In its latest report on gross domestic product, the Commerce Department estimated that the U.S. economy grew at an annualized rate of 1.9 percent in the last three months of 2016 -- a performance that, though weaker than expected, included a long-awaited gain in business investment. That brings the annualized average for Obama's presidency to 1.8 percent -- less than under any of the previous 10 presidents save George W. Bush, but still decent given that he inherited an economy on the verge of depression. Here's a chronological comparison:

Economic Growth by President
 
Source: Bloomberg

Perhaps more important for Trump, the economy seems to have ample room to keep growing. As of December, the price index for personal consumption expenditures -- excluding volatile food and energy -- was up 1.7 percent from a year earlier, below the Federal Reserve's 2 percent target. This subdued level of inflation suggests that growth remains below potential. Here's a comparison to the last years of the past 10 presidencies:

Inflation by President
 
Source: Bloomberg

So how can Trump "create a dynamic booming economy?" Probably the biggest challenge is productivity. Workers' output per hour has grown at an anemic pace for the past six years -- another way of saying that broader growth hasn’t kept up with job gains. Some economists believe that this is inevitable, that the technology-driven gains of the past cannot be repeated. Others, though, think that a well-targeted burst of government spending could boost wages and thus spur companies to make productivity-enhancing investments, which would allow the economy to grow faster without stoking too much inflation.

Judging from his promise to invest in roads, bridges and other infrastructure, Trump agrees with the latter camp. Here's hoping he's right and can deliver (and doesn’t embark on a damaging trade war with Mexico or anyone else). Still, it's important to recognize that his starting point is much better than what his predecessor faced, and nothing like the "carnage" he has described.

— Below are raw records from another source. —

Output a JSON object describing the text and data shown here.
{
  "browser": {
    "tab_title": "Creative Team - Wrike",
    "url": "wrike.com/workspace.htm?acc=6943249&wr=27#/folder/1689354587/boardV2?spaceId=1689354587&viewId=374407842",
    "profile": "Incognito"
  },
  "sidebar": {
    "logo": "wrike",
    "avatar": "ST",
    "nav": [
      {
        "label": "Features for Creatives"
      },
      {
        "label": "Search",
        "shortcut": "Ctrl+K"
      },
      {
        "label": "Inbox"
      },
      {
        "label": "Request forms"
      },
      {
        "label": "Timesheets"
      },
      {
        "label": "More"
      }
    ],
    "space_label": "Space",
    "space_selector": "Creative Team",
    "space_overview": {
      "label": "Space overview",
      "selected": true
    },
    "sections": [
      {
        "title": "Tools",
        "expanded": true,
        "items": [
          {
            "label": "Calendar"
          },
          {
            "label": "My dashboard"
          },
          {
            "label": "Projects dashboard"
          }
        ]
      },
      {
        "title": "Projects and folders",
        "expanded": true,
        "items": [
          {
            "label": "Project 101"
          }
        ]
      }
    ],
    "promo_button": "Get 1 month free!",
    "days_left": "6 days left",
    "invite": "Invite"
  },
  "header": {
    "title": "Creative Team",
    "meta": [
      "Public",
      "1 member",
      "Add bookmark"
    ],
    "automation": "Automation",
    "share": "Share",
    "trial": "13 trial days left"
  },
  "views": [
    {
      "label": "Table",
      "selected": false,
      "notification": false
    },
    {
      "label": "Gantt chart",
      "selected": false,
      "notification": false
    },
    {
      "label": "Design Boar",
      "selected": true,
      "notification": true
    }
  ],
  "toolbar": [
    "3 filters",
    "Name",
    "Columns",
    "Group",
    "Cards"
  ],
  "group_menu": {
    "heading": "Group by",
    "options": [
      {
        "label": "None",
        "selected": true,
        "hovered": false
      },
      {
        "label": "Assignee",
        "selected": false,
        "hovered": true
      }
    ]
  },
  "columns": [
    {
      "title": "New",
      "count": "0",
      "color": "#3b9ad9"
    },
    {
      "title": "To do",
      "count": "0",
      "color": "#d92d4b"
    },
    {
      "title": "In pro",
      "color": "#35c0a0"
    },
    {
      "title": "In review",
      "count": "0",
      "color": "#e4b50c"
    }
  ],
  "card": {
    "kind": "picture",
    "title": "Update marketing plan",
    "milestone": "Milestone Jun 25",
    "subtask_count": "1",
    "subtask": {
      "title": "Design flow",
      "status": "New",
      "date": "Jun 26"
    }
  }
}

This column does not necessarily reflect the opinion of the editorial board or Bloomberg LP and its owners.

To contact the author of this story:
Mark Whitehouse at mwhitehouse1@bloomberg.net

To contact the editor responsible for this story:
James Greiff at jgreiff@bloomberg.net